Go over the lines below, and when one contains the word "text", copy it.

**EXTRACTED INFORMATION:**
..............................
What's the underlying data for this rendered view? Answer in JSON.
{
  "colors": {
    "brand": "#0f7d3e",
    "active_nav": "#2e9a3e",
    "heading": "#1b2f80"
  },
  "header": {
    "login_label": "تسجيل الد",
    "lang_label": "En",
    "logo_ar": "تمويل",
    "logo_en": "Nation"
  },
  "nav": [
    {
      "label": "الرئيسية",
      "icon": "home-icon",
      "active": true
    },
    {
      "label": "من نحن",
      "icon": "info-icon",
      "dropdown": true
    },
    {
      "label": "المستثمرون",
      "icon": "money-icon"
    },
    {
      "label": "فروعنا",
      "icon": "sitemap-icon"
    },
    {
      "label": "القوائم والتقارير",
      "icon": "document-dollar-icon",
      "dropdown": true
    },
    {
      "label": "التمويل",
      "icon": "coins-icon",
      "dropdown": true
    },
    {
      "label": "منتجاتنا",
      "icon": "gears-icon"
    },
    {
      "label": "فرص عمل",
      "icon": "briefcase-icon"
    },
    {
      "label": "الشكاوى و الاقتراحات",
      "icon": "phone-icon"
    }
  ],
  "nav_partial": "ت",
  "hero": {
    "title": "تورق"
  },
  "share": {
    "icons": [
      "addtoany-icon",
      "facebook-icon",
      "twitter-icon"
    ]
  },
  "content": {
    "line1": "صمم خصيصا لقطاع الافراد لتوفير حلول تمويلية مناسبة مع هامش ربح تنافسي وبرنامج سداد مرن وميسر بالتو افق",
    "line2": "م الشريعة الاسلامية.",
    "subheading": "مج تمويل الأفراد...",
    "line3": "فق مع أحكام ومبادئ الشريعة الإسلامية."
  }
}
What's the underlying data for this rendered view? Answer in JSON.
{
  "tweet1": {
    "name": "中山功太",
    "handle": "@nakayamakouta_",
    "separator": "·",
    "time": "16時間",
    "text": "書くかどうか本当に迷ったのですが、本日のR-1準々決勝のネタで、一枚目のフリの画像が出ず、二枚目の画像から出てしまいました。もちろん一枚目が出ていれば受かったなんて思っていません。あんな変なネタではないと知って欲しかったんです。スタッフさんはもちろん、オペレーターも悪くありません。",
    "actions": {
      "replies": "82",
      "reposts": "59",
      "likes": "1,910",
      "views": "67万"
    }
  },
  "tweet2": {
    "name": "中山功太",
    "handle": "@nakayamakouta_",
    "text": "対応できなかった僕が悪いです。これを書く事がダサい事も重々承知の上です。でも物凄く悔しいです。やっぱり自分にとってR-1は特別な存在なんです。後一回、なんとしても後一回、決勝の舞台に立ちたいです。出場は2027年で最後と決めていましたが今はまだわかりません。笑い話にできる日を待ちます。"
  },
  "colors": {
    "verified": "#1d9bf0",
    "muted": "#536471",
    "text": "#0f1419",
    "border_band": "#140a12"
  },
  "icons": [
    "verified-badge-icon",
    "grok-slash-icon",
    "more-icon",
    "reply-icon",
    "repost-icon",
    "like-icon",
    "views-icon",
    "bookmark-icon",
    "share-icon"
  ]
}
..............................
**ANSWER TO THIS PROBLEM:**
    "text": "書くかどうか本当に迷ったのですが、本日のR-1準々決勝のネタで、一枚目のフリの画像が出ず、二枚目の画像から出てしまいました。もちろん一枚目が出ていれば受かったなんて思っていません。あんな変なネタではないと知って欲しかったんです。スタッフさんはもちろん、オペレーターも悪くありません。",
    "text": "対応できなかった僕が悪いです。これを書く事がダサい事も重々承知の上です。でも物凄く悔しいです。やっぱり自分にとってR-1は特別な存在なんです。後一回、なんとしても後一回、決勝の舞台に立ちたいです。出場は2027年で最後と決めていましたが今はまだわかりません。笑い話にできる日を待ちます。"
    "text": "#0f1419",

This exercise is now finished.